The Commercial Cannabis Craft Grow Industry
The commercial cannabis industry is constantly changing and evolving. Without a doubt, the one crucial component of any commercial grow op setup remains the HVAC system. Standard commercial HVAC companies often lack the experience needed to provide the correct environmental conditions required by a craft grow facility.
In the past, 1,000 tons of refrigeration capacity was needed for 80,000 to 10,000 square foot facilities such as a data center, hospital, or school. A grow room requires similar, but they are dramatically different. A grow room has a much higher latent load (moisture/dehumidification load). The humidity in the grow space must undergo more cooling to effectively condense the humidity off the cooling coil.

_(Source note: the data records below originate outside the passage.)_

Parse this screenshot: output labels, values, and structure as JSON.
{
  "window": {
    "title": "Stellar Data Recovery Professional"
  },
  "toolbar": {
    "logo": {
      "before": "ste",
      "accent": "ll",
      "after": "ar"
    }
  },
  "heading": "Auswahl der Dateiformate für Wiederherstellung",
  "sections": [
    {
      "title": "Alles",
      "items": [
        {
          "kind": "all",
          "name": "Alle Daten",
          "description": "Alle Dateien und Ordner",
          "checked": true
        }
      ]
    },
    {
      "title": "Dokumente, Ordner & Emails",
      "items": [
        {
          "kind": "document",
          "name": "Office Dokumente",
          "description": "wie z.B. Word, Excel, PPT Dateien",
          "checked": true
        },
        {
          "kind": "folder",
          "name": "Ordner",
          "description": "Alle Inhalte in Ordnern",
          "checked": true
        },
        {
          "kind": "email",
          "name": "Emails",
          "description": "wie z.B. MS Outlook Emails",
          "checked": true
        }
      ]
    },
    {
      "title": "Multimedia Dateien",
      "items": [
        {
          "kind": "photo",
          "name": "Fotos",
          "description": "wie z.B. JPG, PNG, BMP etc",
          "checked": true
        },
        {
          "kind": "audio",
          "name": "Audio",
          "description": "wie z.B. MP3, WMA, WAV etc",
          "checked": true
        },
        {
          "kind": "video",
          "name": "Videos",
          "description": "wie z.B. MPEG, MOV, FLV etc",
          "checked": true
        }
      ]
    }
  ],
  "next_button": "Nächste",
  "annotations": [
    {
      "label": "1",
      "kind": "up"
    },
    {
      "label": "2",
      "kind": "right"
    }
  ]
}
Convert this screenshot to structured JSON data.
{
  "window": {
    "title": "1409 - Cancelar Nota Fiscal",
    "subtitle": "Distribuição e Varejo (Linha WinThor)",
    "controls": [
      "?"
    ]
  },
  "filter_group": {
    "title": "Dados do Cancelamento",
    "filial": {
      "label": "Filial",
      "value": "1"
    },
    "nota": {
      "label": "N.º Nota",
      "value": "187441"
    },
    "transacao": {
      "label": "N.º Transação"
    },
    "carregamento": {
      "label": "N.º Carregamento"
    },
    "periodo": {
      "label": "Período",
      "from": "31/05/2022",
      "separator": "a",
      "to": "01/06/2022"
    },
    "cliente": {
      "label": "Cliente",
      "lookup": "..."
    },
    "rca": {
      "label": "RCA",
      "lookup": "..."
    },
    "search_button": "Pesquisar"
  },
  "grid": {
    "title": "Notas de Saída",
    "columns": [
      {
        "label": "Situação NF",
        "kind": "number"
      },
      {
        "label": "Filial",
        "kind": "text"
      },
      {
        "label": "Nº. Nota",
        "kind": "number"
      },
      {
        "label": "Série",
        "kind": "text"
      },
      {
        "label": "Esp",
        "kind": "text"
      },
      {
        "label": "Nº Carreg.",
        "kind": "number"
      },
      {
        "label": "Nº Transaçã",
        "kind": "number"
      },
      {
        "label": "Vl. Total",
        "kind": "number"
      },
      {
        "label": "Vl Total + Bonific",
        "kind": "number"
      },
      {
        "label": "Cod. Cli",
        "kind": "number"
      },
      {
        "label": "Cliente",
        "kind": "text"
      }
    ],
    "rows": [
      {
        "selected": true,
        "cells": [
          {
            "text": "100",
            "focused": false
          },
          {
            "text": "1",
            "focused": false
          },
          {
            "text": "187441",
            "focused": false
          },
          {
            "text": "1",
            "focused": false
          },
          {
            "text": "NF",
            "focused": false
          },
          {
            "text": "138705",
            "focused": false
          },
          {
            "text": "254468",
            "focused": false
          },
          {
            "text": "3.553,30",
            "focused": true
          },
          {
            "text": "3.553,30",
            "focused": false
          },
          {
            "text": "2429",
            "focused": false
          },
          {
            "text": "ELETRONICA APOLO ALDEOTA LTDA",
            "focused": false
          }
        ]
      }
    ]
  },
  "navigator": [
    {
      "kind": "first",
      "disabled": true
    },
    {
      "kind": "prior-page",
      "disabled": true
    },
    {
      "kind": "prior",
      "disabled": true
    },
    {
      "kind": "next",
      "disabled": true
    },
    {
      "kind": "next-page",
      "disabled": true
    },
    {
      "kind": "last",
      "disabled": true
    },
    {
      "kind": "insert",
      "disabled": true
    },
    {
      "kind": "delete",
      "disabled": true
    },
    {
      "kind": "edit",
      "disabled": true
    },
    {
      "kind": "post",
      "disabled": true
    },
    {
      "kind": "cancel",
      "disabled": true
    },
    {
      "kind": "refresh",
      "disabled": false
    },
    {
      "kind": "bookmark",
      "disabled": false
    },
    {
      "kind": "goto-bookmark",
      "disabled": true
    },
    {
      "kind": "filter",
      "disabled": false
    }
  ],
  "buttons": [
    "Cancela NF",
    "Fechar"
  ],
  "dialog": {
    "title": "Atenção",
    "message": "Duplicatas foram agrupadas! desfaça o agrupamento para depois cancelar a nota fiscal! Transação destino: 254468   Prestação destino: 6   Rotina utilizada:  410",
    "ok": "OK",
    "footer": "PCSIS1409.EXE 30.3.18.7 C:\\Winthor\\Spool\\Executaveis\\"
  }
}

A much colder chilled water temperature is needed. When growing cannabis, the lights-out mode means that growers must dry the air and then reheat it, so the grow room does not start to over-cool. The reheat can use free energy obtained from the dehumidification process when the right HVAC system is used. Having an experienced company, such as Mintropy, handle such key specifics is necessary for the success of any commercial cannabis grow facility.
Importance of Picking an Experienced Craft Grow HVAC Company
As you can see, it is important to pick an experienced HVAC engineering company such as Mintropy who has the needed craft grow facility experience to achieve optimum success when creating a design layout and installing the needed mechanical systems. You’ll want someone who can explain your HVAC options, costs, limitations, and advantages of the various systems for your specific commercial craft grow room requirements. Also, you’ll want to look at modular, scalable, and redundancy HVAC control approaches for your craft facility so you know and understand your options.
If you have any questions, please contact us today.
Creating a commercial grow facility, such as those needed in cannabis cultivation, requires engineering experience & optimum systems.